© 2024 | Jefferson Public Radio
Southern Oregon University
1250 Siskiyou Blvd.
Ashland, OR 97520
541.552.6301 | 800.782.6191
Listen | Discover | Engage a service of Southern Oregon University
Play Live Radio
Next Up:
0:00 0:00
Available On Air Stations

OPM Chief Again Grilled On Data Hack

The director of the Office of Personnel Management underwent another grilling Wednesday, this time from members of the House Oversight and Government Reform Committee. Katherine Archuleta sat for more than three hours as lawmakers questioned her competence and her estimates of how many government workers may have had their data breached in the hacking of OPM's computers discovered this spring.

NPR, along with other news organizations, has reported the hack may have exposed the personal data of more than 18 million current and former government workers. But Archuleta told lawmakers that 18 million "refers to a preliminary, unverified, and approximate number of unique Social Security numbers," adding "it is a number that I am not comfortable with."

Archuleta stood by earlier estimates that 4.2 million current and former government employees' data was exposed. Committee chairman Jason Chaffetz, R-Utah, wondered if the number "could be as high as 32 million."

That was a reference to OPM's budget request in which it stated it has records for 32 million current and former employees.

Archuleta reiterated that she was not going to "give you a number that I am not sure of."

Other members of the panel expressed anger at the way government employees have been treated and informed their data may be at risk. Chaffetz reiterated his call for Archuleta to step down, telling her, "I think you're part of the problem." He also called for OPM Chief Information Officer Donna Seymour's resignation, telling her, "I think you're in over your head."

But Gerald Connolly, D-Va., came to Archuleta's defense, saying "it's easy to make a scapegoat out of somebody," but what the government is facing is "a much bigger threat than a management snafu."

Connolly said the U.S. is "facing a systematic, organized, financed, pernicious campaign by the Chinese government ... to penetrate our cyber world."

Blaming Archuleta for the breach, he said, "is to miss the big picture."

Archuleta faces another hearing Thursday, her third this week, when she is scheduled to appear before the Senate Homeland Security and Governmental Affairs committee.

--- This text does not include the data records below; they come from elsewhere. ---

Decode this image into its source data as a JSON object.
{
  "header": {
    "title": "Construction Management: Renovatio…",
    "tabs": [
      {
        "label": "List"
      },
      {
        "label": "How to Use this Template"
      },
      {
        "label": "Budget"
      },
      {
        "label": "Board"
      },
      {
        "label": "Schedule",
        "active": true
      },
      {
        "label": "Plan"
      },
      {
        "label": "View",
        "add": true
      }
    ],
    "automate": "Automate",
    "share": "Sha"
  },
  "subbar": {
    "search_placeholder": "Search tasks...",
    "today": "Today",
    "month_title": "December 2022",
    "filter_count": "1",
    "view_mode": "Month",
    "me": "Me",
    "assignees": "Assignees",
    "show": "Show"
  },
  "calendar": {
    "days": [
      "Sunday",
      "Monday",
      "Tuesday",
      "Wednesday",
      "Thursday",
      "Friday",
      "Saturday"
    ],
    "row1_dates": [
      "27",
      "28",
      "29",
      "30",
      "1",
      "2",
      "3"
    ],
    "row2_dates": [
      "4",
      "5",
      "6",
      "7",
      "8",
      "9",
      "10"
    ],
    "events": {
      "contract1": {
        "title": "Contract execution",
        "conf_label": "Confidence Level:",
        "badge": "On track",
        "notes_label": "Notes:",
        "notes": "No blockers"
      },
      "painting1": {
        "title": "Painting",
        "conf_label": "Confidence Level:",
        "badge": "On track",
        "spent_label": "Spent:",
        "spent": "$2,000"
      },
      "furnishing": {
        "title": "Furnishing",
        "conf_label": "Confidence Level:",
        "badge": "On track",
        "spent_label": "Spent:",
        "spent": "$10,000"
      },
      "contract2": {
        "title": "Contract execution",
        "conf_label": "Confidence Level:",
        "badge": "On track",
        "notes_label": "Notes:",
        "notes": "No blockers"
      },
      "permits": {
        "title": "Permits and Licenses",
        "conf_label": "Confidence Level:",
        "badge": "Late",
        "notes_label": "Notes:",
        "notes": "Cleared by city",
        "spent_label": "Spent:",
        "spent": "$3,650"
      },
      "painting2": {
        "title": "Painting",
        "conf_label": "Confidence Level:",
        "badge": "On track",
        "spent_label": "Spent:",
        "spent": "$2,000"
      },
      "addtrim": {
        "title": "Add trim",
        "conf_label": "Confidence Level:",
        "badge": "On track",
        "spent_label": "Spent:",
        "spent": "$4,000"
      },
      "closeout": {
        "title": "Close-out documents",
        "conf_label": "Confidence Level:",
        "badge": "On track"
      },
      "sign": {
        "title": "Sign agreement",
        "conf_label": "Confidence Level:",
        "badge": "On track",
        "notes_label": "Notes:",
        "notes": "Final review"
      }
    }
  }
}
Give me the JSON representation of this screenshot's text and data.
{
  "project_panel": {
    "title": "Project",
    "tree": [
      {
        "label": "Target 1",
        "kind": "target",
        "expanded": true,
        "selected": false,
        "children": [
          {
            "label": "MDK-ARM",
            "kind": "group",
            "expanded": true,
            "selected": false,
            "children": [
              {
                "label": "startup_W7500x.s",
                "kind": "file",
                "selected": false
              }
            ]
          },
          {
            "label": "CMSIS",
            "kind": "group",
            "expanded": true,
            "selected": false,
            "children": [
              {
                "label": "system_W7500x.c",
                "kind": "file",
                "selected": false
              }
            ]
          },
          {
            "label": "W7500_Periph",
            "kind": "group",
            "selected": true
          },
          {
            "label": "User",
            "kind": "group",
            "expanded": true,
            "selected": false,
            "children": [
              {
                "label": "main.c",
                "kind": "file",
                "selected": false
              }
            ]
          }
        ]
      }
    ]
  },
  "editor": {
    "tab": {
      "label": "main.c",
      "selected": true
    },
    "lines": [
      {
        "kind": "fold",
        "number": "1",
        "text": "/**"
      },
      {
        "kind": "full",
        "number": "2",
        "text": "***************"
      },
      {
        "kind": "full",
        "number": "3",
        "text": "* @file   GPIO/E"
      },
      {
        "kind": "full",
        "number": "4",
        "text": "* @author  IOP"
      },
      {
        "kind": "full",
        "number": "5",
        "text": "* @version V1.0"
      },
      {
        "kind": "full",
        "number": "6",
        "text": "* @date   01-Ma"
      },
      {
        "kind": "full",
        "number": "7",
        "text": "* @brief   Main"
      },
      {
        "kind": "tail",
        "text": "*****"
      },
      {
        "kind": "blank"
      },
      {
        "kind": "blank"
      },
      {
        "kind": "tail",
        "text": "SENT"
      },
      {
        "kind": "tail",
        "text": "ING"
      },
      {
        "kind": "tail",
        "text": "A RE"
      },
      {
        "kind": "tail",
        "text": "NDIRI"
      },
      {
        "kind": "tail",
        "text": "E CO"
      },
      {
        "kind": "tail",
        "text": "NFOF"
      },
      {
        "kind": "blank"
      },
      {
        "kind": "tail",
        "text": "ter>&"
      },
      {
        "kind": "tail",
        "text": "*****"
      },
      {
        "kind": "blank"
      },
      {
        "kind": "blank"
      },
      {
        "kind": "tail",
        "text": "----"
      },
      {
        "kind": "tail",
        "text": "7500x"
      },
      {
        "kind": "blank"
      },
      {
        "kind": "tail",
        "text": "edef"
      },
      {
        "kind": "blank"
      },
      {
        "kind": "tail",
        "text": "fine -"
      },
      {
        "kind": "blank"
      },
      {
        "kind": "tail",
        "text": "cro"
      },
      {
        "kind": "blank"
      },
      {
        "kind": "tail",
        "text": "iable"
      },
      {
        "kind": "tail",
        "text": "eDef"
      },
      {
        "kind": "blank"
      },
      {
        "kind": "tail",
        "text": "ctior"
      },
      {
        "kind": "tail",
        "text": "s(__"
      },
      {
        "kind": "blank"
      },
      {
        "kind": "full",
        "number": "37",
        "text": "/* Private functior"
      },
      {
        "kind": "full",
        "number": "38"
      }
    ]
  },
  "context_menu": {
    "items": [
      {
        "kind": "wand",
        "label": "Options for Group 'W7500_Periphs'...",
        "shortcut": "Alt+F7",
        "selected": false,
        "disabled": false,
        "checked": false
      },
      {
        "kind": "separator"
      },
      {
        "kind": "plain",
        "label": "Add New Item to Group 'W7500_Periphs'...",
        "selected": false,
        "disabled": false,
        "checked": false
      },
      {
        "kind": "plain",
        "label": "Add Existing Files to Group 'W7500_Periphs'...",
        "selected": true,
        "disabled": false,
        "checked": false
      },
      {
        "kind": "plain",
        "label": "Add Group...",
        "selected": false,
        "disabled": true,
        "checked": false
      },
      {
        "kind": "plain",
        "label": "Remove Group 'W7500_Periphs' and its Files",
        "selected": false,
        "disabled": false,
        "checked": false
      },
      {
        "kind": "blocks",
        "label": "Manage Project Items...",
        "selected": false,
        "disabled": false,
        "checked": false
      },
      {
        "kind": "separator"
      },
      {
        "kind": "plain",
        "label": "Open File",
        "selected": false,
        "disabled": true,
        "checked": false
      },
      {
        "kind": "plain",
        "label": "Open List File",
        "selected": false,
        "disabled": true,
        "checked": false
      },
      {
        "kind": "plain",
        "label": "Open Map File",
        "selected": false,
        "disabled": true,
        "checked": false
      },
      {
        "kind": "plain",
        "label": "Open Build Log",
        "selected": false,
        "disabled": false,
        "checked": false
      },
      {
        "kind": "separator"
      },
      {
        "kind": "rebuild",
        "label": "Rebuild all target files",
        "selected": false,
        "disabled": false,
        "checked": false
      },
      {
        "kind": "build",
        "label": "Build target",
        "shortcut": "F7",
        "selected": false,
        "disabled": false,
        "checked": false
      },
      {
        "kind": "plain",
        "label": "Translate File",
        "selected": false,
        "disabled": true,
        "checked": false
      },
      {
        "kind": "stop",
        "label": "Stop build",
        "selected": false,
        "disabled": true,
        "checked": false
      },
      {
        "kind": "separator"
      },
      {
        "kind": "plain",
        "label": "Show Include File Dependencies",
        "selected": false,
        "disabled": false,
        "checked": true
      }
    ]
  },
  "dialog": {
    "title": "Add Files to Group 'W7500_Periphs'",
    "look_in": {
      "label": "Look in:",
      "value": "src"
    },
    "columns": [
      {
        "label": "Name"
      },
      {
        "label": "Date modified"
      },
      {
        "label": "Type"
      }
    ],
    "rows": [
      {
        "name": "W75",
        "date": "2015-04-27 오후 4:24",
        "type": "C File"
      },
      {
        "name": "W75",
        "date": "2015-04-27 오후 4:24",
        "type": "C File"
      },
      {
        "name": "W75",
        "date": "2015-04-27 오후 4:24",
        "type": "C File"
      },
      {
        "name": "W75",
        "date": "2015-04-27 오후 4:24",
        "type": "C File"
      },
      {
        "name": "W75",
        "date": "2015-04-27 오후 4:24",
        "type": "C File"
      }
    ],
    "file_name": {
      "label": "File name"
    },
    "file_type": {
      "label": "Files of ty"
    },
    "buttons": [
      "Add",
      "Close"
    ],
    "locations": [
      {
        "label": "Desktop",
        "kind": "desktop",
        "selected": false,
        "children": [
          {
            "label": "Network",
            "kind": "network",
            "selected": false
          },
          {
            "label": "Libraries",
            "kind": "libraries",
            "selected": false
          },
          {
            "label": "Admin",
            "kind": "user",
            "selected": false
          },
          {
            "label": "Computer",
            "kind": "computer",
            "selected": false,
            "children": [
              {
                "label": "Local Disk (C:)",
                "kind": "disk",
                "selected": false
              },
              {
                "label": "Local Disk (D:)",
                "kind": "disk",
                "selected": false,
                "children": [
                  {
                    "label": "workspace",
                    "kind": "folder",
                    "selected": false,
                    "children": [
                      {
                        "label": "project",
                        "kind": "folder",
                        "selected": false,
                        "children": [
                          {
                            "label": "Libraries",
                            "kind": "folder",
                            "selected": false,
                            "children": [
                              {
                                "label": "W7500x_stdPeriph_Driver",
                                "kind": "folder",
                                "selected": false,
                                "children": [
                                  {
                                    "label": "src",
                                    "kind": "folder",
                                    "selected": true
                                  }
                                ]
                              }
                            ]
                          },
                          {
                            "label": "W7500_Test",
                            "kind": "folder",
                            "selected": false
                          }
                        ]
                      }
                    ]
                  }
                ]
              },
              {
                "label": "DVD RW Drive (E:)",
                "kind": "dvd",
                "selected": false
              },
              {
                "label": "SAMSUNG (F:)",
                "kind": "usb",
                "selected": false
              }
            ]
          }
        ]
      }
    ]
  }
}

Copyright 2020 NPR. To see more, visit https://www.npr.org.

NPR News' Brian Naylor is a correspondent on the Washington Desk. In this role, he covers politics and federal agencies.